_Exercise aim_: Using the data below, find how many lines include the word "time" and report that figure alone.

▬▬▬▬▬▬▬▬▬▬

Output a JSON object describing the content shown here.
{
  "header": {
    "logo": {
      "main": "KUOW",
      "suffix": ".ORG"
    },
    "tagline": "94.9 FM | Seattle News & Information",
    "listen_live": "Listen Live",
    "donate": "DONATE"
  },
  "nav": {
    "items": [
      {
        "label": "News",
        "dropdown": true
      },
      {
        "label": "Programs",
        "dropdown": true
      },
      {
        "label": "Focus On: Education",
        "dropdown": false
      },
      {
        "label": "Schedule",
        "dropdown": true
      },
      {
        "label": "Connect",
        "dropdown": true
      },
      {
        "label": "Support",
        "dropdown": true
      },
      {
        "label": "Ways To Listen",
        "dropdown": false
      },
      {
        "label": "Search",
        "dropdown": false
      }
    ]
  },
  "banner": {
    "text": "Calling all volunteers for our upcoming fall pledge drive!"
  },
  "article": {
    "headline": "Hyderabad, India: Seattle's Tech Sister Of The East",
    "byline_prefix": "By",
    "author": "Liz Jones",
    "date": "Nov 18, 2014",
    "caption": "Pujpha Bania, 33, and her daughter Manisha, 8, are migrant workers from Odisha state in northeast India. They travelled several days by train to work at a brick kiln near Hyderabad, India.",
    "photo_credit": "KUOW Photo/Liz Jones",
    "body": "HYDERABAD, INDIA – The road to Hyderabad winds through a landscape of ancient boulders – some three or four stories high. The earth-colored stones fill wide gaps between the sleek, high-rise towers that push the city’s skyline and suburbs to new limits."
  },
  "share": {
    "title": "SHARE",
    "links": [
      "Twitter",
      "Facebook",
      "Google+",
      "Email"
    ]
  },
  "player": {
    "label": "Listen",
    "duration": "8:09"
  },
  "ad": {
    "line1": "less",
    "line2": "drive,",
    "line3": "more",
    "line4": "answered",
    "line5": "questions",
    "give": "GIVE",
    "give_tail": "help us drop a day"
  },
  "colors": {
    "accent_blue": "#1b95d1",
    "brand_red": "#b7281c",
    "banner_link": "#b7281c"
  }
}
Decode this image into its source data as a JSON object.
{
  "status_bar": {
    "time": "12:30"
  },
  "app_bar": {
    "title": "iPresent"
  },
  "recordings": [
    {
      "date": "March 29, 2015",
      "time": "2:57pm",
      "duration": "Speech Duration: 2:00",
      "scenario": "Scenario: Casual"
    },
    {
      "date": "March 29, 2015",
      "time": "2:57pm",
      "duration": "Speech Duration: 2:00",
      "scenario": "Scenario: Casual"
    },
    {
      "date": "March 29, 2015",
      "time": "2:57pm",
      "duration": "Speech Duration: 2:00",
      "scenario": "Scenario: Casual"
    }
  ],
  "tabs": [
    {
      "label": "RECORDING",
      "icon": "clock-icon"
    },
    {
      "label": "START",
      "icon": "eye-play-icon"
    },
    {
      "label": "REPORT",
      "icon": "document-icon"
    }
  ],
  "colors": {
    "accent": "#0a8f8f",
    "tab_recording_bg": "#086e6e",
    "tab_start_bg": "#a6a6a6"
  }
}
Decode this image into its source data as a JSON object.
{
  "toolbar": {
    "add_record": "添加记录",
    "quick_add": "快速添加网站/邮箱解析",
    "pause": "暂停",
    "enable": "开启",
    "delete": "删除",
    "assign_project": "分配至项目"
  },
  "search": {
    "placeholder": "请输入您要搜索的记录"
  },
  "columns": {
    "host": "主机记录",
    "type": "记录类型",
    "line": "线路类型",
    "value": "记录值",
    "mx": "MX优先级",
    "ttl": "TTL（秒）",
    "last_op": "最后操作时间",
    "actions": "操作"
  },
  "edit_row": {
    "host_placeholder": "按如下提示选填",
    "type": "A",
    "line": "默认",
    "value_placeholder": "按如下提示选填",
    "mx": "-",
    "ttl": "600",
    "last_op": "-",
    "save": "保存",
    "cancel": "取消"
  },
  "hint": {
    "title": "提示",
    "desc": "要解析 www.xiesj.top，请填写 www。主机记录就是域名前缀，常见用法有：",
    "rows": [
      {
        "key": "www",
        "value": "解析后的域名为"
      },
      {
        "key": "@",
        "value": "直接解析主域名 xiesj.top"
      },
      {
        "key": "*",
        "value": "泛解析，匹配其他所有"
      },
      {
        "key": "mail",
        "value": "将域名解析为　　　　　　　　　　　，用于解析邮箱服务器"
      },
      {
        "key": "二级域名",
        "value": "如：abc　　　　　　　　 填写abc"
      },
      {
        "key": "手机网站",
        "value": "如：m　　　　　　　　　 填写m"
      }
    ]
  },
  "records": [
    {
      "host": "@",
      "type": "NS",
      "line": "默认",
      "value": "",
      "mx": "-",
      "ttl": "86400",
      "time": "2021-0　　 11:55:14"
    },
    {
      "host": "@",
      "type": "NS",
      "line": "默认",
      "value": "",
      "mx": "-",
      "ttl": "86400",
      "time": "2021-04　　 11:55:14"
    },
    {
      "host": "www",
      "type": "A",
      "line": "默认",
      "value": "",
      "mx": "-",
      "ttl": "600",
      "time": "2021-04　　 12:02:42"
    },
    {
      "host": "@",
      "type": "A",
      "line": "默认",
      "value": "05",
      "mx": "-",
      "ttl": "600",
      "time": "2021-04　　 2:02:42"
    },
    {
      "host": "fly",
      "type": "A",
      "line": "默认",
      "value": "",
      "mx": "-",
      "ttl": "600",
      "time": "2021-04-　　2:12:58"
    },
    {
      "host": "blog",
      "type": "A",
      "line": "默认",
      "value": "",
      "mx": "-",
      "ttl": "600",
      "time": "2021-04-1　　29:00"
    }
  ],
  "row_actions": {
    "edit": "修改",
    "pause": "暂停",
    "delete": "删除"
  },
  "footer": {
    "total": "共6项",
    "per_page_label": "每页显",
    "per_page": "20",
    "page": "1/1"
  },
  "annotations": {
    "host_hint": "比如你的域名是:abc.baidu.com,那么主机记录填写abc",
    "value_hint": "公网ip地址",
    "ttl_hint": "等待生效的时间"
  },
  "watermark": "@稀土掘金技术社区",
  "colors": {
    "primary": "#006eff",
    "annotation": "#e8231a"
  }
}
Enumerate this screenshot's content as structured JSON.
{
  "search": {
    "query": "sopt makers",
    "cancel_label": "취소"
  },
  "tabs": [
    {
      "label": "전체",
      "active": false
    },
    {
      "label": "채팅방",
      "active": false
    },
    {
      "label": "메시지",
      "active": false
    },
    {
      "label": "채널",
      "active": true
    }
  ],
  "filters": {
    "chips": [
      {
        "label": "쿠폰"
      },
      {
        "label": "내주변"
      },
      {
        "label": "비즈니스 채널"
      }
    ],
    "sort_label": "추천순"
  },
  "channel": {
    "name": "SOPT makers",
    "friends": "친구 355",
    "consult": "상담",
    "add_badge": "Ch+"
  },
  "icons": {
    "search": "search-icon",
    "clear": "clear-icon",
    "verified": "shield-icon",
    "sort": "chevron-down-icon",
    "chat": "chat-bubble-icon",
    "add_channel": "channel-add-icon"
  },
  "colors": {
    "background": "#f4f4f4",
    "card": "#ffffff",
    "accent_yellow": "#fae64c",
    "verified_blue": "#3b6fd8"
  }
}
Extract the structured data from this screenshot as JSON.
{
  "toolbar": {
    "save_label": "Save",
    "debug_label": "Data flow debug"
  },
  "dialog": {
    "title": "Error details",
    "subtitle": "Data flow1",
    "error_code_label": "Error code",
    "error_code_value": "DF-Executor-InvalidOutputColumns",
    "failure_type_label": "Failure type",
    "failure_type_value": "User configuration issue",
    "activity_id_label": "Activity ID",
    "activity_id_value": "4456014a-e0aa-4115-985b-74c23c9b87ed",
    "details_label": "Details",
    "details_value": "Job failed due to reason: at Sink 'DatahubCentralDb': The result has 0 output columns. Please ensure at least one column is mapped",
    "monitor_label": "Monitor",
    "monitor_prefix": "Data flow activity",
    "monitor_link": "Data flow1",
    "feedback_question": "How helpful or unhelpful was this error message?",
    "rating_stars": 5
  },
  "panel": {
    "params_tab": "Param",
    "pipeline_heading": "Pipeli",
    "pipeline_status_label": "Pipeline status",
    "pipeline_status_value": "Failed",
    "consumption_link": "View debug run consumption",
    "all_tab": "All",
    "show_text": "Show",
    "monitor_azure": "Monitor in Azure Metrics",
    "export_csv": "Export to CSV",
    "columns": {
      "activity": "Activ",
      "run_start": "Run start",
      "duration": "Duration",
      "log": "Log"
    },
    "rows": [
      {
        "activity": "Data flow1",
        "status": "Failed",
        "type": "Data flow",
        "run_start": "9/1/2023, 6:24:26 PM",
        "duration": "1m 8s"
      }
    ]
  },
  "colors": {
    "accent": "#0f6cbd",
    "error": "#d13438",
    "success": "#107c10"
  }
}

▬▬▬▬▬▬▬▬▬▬

_Result of this task_: 10